Modernism in art triumphed from the 19th century onward and in the early 20th century virtually changed the way art came to be perceived. From the Abstractionists to the Cubists to the Surrealists to the followers of Dada, the modernists continually reinvented themselves with newer and wilder movements, firmly rejecting tradition and all its preoccupations. It was only fitting, however, that modern artists should break so completely with the past: modern society had split from the old world with the Protestant Reformation, the Age of Enlightenment, the Scientific Revolution, and the Romantic Era, all of which followed one on the heels of the other. This paper will trace the history of the final era -- the modernist -- by examining five works of five different painters of the modernist era: Franz Marc's "Fate of the Animals," Pablo Picasso's "Guitar and Violin," Marcel Duchamp's "found" artwork "Fountain," Salvador Dali's Surrealist masterpiece "The Persistence of Memory," and Piet Mondrian's "Composition with Red, Blue, and Yellow."

As European society sought to understand itself according to new Romantic/Enlightenment ideals (like the ideals of the French Revolution -- liberty, fraternity, equality), many artists sought to reflect the societal revolution around them by initiating artistic revolution. Just as the old world societal structure went away, so too did the old world art forms. The Classical, the Baroque, the Realistic and the Romantic all fell away. The Impressionists delivered the first blow -- but their works still reflected an objective vision. The modern world emphasized subjectivity. Thus, the modernists would create art that would reflect nothing objective but rather something abstract, subjective or (in the case of Duchamp) downright absurd.
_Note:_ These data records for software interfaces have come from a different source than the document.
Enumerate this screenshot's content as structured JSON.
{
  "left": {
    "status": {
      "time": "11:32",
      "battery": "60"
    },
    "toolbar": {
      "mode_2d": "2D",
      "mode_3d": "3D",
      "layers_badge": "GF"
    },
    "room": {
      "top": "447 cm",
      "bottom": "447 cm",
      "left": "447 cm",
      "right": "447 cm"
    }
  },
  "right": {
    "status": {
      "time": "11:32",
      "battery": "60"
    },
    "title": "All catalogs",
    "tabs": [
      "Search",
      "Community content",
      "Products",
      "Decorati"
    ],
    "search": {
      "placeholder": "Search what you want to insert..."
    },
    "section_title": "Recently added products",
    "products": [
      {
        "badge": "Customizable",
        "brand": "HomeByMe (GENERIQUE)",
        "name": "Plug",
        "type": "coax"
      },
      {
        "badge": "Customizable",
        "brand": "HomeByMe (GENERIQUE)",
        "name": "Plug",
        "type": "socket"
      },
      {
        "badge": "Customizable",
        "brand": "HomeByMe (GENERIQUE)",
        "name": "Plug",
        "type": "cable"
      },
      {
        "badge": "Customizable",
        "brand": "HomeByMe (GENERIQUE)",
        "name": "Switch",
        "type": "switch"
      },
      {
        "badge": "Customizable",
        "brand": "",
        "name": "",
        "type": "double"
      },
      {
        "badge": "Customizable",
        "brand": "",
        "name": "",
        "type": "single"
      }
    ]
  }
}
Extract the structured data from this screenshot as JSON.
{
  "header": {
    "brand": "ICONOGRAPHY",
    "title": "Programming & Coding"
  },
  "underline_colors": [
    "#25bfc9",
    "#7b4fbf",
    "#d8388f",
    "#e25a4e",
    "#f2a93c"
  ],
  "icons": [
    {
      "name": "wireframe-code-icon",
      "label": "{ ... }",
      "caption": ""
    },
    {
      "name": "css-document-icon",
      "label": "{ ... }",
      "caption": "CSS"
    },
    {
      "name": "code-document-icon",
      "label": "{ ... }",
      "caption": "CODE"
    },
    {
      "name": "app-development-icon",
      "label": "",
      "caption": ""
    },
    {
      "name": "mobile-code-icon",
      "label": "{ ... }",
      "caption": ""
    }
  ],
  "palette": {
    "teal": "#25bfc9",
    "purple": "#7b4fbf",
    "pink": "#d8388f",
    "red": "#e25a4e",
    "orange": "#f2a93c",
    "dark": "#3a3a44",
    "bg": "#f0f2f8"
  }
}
Each of these five artists basically came into their own in the early 20th century. Each of them worked through the latest artistic novelty that had come before them. Each of their famous and…… [Read More]

References:
Dali, Salvador. "The Persistence of Memory." Wikipaintings. Web. 14 Feb 2013.

Duchamp, Marcel. "Fountain." Tate.org.uk. Web. 14 Feb 2013.